“Pink tutus and bejeweled tiaras? Check. Diva sunglasses and sparkling earrings? Check. Shimmering face glitter and pink nail polish? Check. Emma flashed me a twinkling smile and nodded her head – Team Tinker Bell was ready to rock and roll.”
That is how graduating biology major Bethany Bruno began the personal statement that accompanied her medical school applications.
What do tutus and Tinker Bell have to do with medicine? A lot. Bruno is describing a downhill skiing run she shared with Emma, a 6-year-old with spina bifida, during Therapeutic Adventures’ annual Independence Cup race. Working through Madison House, Bruno has coordinated 40 volunteers for the adaptive ski program all four of her years at UVA.
“The program lets us share our love of skiing with people who otherwise might never get to experience the thrill of flying down a mountain,” she said.
Bruno, a Midlothian native, also has volunteered as a counselor, outreach coordinator and fundraiser for Camp Kasem, a free, weeklong summer camp coordinated by UVA students for children whose parents are coping with cancer. As Bruno describes it, “camp gives these kids a chance to escape their difficult home situations and be silly again. At the same time, it surrounds them with a network of peers who understand what they’re going through.”

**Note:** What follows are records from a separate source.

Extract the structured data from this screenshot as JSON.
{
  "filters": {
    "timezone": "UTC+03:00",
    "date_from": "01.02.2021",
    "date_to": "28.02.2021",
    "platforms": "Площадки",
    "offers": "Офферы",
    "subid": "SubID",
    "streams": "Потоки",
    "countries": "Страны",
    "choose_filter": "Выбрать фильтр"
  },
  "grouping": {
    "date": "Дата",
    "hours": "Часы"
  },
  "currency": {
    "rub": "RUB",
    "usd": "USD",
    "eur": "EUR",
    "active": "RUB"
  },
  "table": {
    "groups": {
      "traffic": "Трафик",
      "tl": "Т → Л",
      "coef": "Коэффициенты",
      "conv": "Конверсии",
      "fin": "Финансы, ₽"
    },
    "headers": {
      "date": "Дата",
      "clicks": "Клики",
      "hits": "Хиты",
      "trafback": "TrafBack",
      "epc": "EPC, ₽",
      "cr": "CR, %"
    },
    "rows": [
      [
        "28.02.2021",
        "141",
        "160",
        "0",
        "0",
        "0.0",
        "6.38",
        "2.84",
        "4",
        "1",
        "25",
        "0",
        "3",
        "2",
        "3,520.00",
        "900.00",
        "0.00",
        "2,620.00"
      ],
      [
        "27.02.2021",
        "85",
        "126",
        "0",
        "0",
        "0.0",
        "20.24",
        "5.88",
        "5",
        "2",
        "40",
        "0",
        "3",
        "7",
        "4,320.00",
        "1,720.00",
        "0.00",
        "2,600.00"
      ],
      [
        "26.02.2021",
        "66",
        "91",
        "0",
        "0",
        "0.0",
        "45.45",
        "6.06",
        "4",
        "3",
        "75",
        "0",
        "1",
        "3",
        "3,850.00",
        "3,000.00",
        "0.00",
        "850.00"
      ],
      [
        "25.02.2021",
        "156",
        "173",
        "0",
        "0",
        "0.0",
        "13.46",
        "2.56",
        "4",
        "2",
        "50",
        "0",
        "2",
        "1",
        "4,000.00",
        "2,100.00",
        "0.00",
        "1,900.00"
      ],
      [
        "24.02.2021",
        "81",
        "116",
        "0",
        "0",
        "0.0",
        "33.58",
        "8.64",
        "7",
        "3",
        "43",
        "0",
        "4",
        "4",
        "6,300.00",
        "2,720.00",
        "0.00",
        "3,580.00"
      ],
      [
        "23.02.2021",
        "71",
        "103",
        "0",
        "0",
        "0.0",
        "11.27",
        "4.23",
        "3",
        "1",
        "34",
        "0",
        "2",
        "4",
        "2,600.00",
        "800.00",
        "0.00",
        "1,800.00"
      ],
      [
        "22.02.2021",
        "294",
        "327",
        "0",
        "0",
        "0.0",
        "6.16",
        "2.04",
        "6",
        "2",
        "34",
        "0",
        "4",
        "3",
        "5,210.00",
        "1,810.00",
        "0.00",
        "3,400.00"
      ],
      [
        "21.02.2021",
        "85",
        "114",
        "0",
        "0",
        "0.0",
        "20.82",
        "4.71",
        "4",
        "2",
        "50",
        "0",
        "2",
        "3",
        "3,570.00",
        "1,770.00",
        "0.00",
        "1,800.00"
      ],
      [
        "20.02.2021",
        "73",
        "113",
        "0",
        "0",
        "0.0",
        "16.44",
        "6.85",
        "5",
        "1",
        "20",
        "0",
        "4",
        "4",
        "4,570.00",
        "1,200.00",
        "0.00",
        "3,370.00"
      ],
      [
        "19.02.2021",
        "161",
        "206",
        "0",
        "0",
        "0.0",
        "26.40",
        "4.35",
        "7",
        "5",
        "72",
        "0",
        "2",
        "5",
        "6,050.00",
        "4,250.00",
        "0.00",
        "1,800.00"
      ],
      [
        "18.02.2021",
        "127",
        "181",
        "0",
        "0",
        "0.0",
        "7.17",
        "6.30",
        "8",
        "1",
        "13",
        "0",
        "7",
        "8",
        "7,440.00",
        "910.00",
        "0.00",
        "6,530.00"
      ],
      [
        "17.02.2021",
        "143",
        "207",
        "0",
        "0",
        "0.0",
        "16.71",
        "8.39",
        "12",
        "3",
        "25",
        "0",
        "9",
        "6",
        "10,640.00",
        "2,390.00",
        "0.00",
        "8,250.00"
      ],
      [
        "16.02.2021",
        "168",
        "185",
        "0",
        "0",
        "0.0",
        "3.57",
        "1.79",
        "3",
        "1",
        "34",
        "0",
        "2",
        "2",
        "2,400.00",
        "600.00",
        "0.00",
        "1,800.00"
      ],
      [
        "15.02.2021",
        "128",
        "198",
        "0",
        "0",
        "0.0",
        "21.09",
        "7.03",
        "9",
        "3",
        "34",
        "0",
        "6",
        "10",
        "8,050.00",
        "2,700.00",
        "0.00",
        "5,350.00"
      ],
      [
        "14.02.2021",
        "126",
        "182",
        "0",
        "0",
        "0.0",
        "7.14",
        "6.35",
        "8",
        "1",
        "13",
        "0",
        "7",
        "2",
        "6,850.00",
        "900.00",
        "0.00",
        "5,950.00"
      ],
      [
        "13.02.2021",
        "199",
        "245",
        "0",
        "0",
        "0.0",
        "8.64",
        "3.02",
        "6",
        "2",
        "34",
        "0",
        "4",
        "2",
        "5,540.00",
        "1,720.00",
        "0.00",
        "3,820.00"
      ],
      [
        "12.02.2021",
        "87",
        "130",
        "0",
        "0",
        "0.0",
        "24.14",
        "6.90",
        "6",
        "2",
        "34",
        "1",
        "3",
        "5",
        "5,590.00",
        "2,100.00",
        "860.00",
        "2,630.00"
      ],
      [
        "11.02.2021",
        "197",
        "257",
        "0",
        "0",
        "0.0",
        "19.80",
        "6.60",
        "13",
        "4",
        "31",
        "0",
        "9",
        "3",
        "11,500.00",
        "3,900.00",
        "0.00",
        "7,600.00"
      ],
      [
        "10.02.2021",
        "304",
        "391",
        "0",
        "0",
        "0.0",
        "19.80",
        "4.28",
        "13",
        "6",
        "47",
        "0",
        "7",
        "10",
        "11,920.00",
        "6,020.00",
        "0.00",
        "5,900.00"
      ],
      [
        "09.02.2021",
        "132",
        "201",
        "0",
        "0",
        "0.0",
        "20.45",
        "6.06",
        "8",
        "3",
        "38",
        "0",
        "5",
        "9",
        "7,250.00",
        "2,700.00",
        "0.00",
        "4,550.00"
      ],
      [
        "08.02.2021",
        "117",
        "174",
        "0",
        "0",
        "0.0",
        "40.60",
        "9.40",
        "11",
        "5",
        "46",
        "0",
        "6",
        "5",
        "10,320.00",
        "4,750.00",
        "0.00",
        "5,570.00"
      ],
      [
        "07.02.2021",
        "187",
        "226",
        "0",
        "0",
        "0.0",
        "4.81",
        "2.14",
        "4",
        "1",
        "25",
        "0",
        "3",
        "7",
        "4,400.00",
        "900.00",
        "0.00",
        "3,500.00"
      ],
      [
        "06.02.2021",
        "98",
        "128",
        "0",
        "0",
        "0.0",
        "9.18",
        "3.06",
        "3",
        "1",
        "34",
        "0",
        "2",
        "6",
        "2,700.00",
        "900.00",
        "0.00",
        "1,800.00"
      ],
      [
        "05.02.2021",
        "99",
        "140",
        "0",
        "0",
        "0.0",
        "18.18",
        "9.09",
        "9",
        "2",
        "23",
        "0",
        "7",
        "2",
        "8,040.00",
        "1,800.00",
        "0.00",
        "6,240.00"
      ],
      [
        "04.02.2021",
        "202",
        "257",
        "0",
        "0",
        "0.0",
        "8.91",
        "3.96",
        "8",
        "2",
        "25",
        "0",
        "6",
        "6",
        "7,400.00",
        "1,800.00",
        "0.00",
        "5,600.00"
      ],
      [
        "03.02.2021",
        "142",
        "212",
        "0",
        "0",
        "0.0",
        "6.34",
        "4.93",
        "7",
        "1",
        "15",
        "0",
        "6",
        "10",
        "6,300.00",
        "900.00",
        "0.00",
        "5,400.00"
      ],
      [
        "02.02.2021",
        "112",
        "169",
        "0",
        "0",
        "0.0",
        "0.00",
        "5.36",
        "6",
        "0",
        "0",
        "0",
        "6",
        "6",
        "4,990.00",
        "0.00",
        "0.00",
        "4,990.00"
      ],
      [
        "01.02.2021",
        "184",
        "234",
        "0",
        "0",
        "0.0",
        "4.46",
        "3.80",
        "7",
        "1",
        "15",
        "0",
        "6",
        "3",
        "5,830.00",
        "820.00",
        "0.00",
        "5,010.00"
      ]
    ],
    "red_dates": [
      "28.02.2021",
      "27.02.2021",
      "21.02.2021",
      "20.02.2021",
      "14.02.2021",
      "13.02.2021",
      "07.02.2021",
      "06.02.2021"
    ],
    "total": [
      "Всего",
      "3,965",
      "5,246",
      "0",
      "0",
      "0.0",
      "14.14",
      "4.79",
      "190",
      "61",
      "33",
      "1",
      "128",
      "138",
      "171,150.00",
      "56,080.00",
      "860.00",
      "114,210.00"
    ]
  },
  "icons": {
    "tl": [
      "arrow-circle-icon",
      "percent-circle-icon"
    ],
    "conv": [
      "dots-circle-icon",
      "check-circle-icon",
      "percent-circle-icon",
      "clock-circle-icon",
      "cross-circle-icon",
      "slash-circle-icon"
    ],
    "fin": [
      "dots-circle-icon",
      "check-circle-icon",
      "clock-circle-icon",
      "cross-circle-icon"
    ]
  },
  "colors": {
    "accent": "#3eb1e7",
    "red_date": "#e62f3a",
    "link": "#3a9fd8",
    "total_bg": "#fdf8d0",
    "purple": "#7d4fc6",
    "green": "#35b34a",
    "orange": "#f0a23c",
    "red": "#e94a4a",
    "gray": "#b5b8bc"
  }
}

During Bruno’s time at the University, through volunteering with children and working with doctors in the UVA Medical Center’s emergency room, she has learned that it’s the personal touch, and a touch of heart, that make a great doctor.
“When I first decided to pursue medicine, it was all about the science,” she said. “I absolutely loved genetics and I was interested in research. I wanted to find ways to minimize chemotherapy’s devastating side effects through targeted drug delivery.”
At UVA, she dove into laboratory research through the Virginia International Genetically Engineered Machine team, winning a gold medal at a North American jamboree held in Toronto. She found that she loved working in a lab. But along the way she realized that medicine goes beyond the results of science. It’s about “establishing healing relationships with patients that improve quality of life,” she said.
“Science may never solve all major medical problems, but medicine can still provide small miracles by focusing holistically on each patient as a person,” she said.
She witnessed one such miracle when skiing with Doug, a 28-year-old paraplegic who zoomed past amazed skiers on a mono-ski down one of the steepest, most difficult slopes. Bruno realized that “medication, therapy and a little encouragement” helped him do this, and that active engagement with patients involves trust and collaboration.
To further her experience with patients, Bruno took a job as a medical scribe in UVA’s emergency room. A scribe works closely with physicians, observing patient interviews and documenting pertinent information in the electronic medical record. This has offered Bruno firsthand encounters with people from all walks of life who seek treatment for a range of medical issues – some very serious, and some requiring little more than a bandage. And she has observed the medical professionals who are providing the best care possible in a fast-paced setting that requires plenty of triage.
Bruno is able to witness “people at their best and worst,” she said.
“I see doctors who I want to emulate in my career, and occasionally I observe an attitude or behavior I hope to avoid,” she said. “It has helped me see what it takes to be a compassionate doctor.”
Her experiences have led to a strong interest in biomedical ethics, and a minor in that area. Bruno completed a summer fellowship last year in biomedical ethics research at the Mayo Clinic and earned a summer ethics internship award from UVA’s Institute for Practical Ethics and Public Life. This semester, she is teaching an undergraduate seminar on the ethics of organ transplantation.
“Having seen doctors grapple with the limits of professionalism, health care resource allocation and decisions regarding end-of-life care, I know that my biomedical ethics knowledge will be part of my everyday work as a physician, enabling me to take the best possible care of my patients,” she said.
“Bethany Bruno is without question one of the finest students I’ve had the pleasure to teach and mentor in my 27 years on the UVA faculty,” biology professor Michael Wormington said. “She is an exceptional student, and one of the most decent, caring individuals I have known.”
When Bruno isn’t teaching or skiing or scribing, she plays the harp as a creative outlet. She began taking lessons in the fifth grade before joining the American Youth Harp Ensemble two years later. The group has performed at Carnegie Hall, the Kennedy Center, the White House and in London and Vienna.
Bruno came to UVA as a U.S. Presidential Scholar, National Merit Scholar and Echols Scholar. She has won three additional scholarships and is a Raven Society member. She’s proud to note that her mother is an alumna of the McIntire School of Commerce, and her sister is a third-year commerce student.
After gaining admittance to 11 medical schools, Bruno has accepted a full scholarship to the Cleveland Clinic Lerner College of Medicine of Case Western Reserve University, beginning in July. She said she will bring with her the stimulating experiences that have shaped her at UVA, and memories of the people who have inspired her and helped her develop – patients, physicians, professors and fellow students.
“Their stories have become part of me,” she said. “They inspire me to take nothing for granted and to embrace life’s challenges with patience, creativity, composure, compassion and resilience.”